“Pinot needs constant care and attention. You know? And in fact it can only grow in these really specific little tucked away corners of the world. And, and only the most patient and nurturing of growers can do it, really. Only somebody who really takes the time to understand Pinot’s potential can then coax it into its fullest expression. Then, I mean, oh its flavors, they’re just the most haunting and brilliant and thrilling and subtle and… ancient on the planet.”
Thus spake Miles Raymond in Alexander Payne’s bacchanalian road movie Sideways, when asked what was the deal with Pinot Noir. Last weekend, just for the fun of it – and in hopes of finding some of those haunting, brilliant, thrilling, subtle flavo(u)rs – we finally got around to a long-mooted PN tasting. We alerted a bunch of Pinot-loving friends and asked each to bring a sample bottle from somewhere in the world – anywhere, just something they liked and thought might shine. All the bottles would be clothed in foil and then we’d get sniffing and slurping.
Twelve of us assembled around the table faced with an array of glasses, several spitoons (not, it must be admitted, over-used) and 6 Pinots to taste, in 2 flights. Then the work began.
I thought I’d be left with everyone’s scribbled notes, but in the event can only find mine. I had Number 1 down as ‘recognisably Pinot’, fairly light in colour and extraction, quite astringent (green?). Number 2 was also lightish, lively, with good Pinot aromas. Number 3 was noticeably darker than the other 2, initially quite dumb on the nose, but opened up as the evening wore on.
Number 4 was a big wine, noticeably oaky and rich (“New World?”), Number 5 pretty, discreetly oaked and Pinot-true. Number 6 was a pale shadow of what it had clearly once been, not corked but definitely oxidised/brownish and cloudy (should’ve been allowed a rest after its journey from someone’s cellar and decanted). We set it aside and pulled in a wild card, Number 7 – simple, a little oaky.
The photo above is the crib, but it may be hard to see the labels. In order, it turned out we had tasted:

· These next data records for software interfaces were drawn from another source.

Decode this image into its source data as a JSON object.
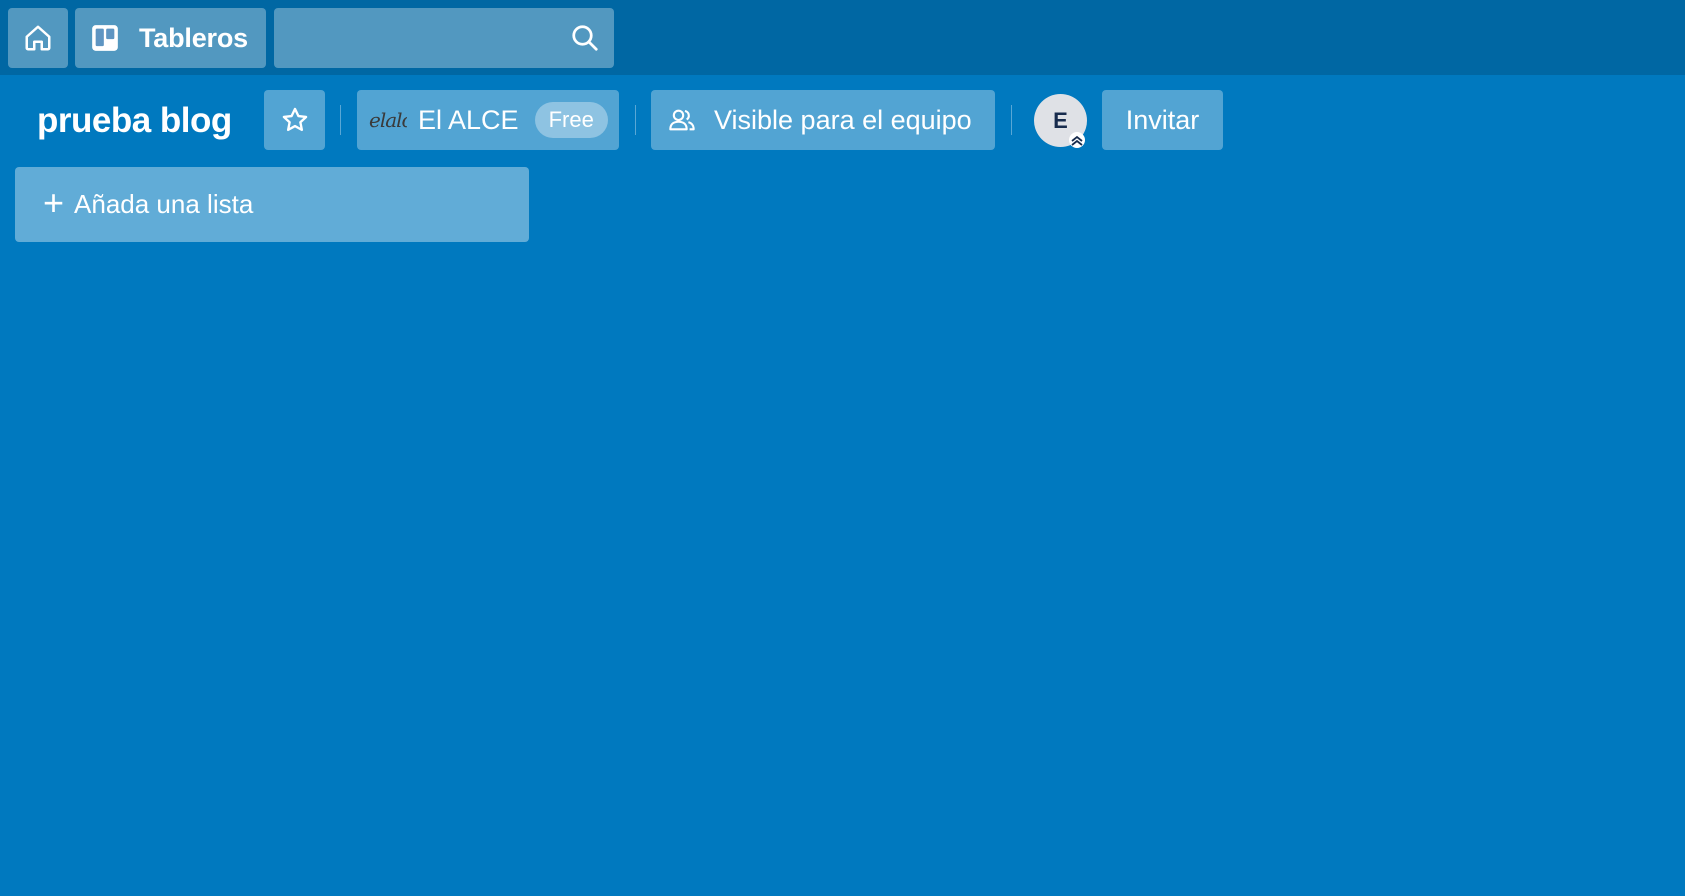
{
  "colors": {
    "board_background": "#0079bf",
    "topbar_background": "#0067a3",
    "avatar_background": "#dfe1e6",
    "avatar_text": "#172b4d"
  },
  "topbar": {
    "home_icon": "home-icon",
    "boards_icon": "boards-icon",
    "boards_label": "Tableros",
    "search": {
      "value": "",
      "icon": "search-icon"
    }
  },
  "board": {
    "title": "prueba blog",
    "star_icon": "star-icon",
    "team": {
      "logo_text": "elalce",
      "name": "El ALCE",
      "plan_badge": "Free"
    },
    "visibility": {
      "icon": "team-visibility-icon",
      "label": "Visible para el equipo"
    },
    "member": {
      "initial": "E",
      "admin_icon": "admin-chevron-icon"
    },
    "invite_label": "Invitar"
  },
  "lists": {
    "add_list_label": "Añada una lista",
    "add_icon": "plus-icon"
  }
}
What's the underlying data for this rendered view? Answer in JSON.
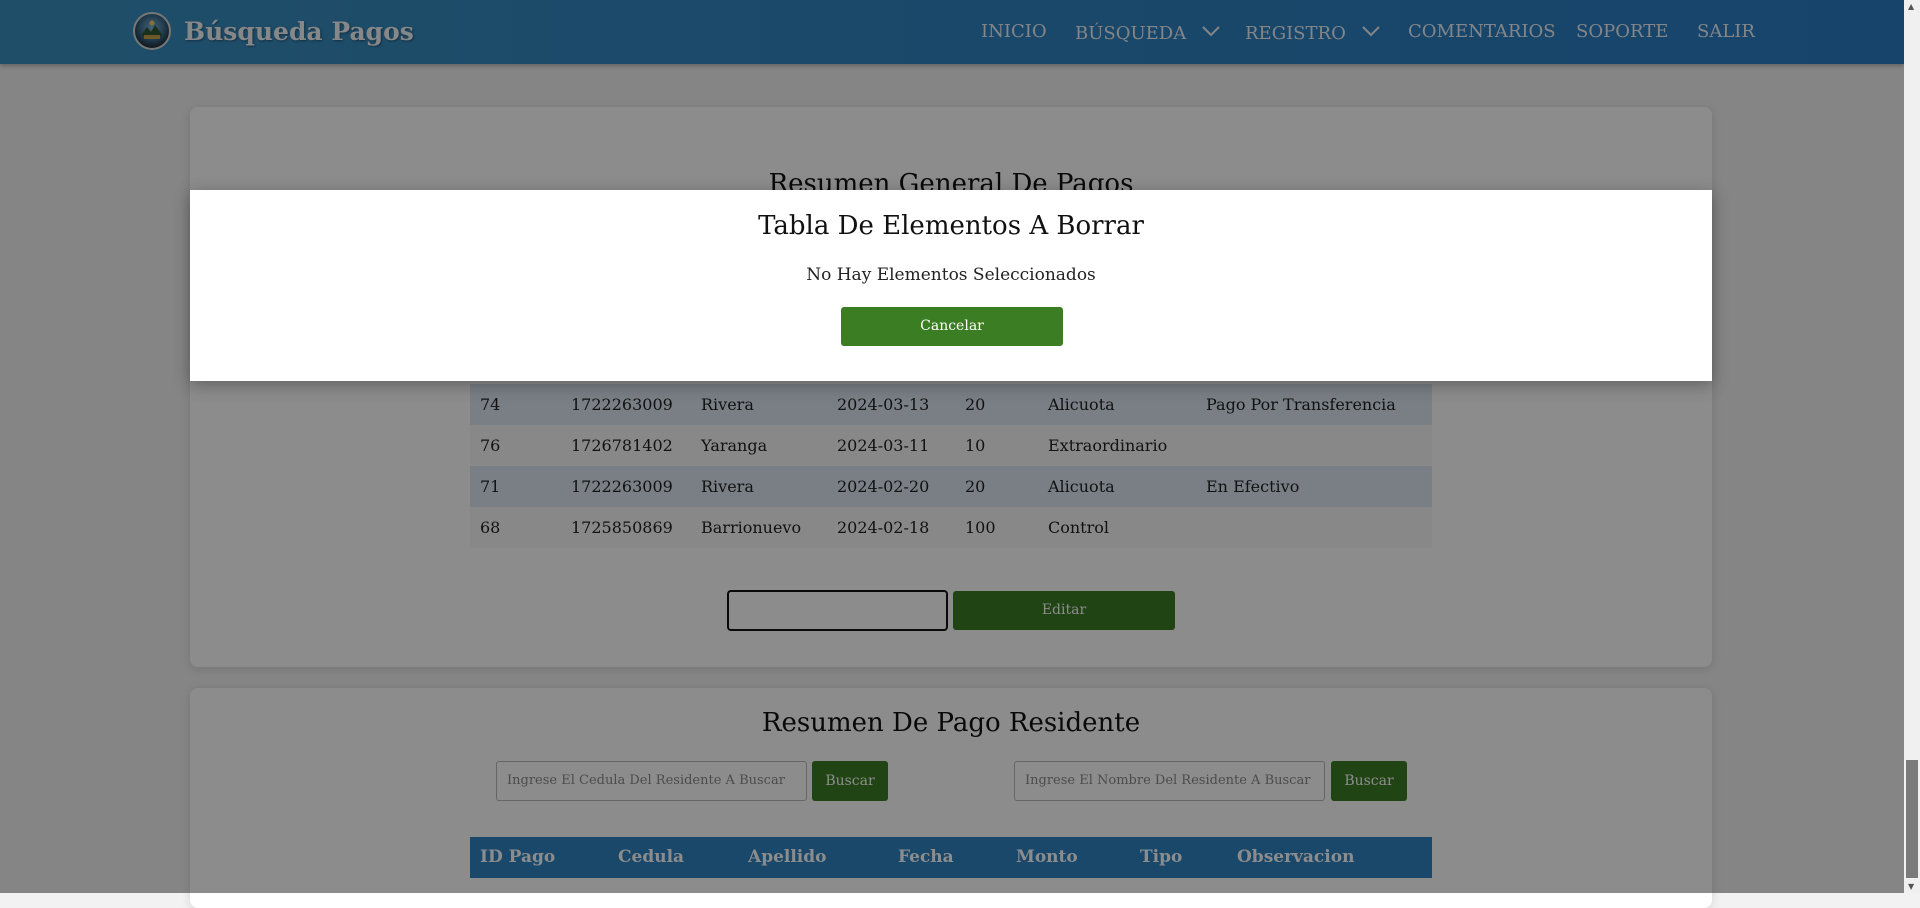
{
  "navbar": {
    "title": "Búsqueda Pagos",
    "items": [
      "INICIO",
      "BÚSQUEDA",
      "REGISTRO",
      "COMENTARIOS",
      "SOPORTE",
      "SALIR"
    ]
  },
  "summary": {
    "title": "Resumen General De Pagos",
    "rows": [
      [
        "74",
        "1722263009",
        "Rivera",
        "2024-03-13",
        "20",
        "Alicuota",
        "Pago Por Transferencia"
      ],
      [
        "76",
        "1726781402",
        "Yaranga",
        "2024-03-11",
        "10",
        "Extraordinario",
        ""
      ],
      [
        "71",
        "1722263009",
        "Rivera",
        "2024-02-20",
        "20",
        "Alicuota",
        "En Efectivo"
      ],
      [
        "68",
        "1725850869",
        "Barrionuevo",
        "2024-02-18",
        "100",
        "Control",
        ""
      ]
    ],
    "edit_label": "Editar"
  },
  "resident": {
    "title": "Resumen De Pago Residente",
    "cedula_placeholder": "Ingrese El Cedula Del Residente A Buscar",
    "name_placeholder": "Ingrese El Nombre Del Residente A Buscar",
    "search_label": "Buscar",
    "headers": [
      "ID Pago",
      "Cedula",
      "Apellido",
      "Fecha",
      "Monto",
      "Tipo",
      "Observacion"
    ]
  },
  "modal": {
    "title": "Tabla De Elementos A Borrar",
    "message": "No Hay Elementos Seleccionados",
    "cancel_label": "Cancelar"
  },
  "colors": {
    "navbar": "#2f83c2",
    "button_green": "#3b7d23",
    "row_alt": "#dce7f3",
    "table_header": "#2f83c2"
  },
  "icons": [
    "logo-icon",
    "chevron-down-icon"
  ]
}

- Auxey-Duresses 2007, Alain et Vincent Creusefond, Burgundy (ca 10 euros, said its owner)
- Lampert’s PN Selection Heidelberg 2008, Hanspeter Lampert, Maienfeld, Switzerland (CHF28)
- Richebourg 2001, Domaine Gros Frère et Soeur, Burgundy (price lost in the mists of time)
- The Four Graces 2007, Dundee Hills, Oregon (ca $50)
- Pilgrim, Matthias & Sina Gubler-Möhr, Maienfeld, Bündner Herrschaft (CHF36)
- Richebourg 1973, Henri Jayer (price also lost in the mists of time, along with its soul, poor dear)
- Pourpre Monseigneur NV, Henri Badoux, Aigle, Switzerland (price unknown)
The stars of the evening? The tasters, who all did a grand job (c’mon guys, send me your notes…) And of the wines, the one that stole the show wasn’t actually part of the tasting at all but was uncorked later to go with a rich selection of Swiss and French cheeses – Fritz Wassmer’s Spätburgunder ‘M’ 2007 – excellent value for money at 14.50 euros (we scurried off up there next day and bought more). As for me, I came away with renewed respect for the folks who do this kind of thing professionally – uncorking bottles, pouring them into the correct glass without spilling and keeping track of which bottle was which, proved to be a challenge (for this amateur, anyway).
Everyone declared they’d had a good time and learnt a lot (though quite what, no-one was saying). Would we do it again? Definitely – at someone else’s house, and with a different grape variety. Good fun though.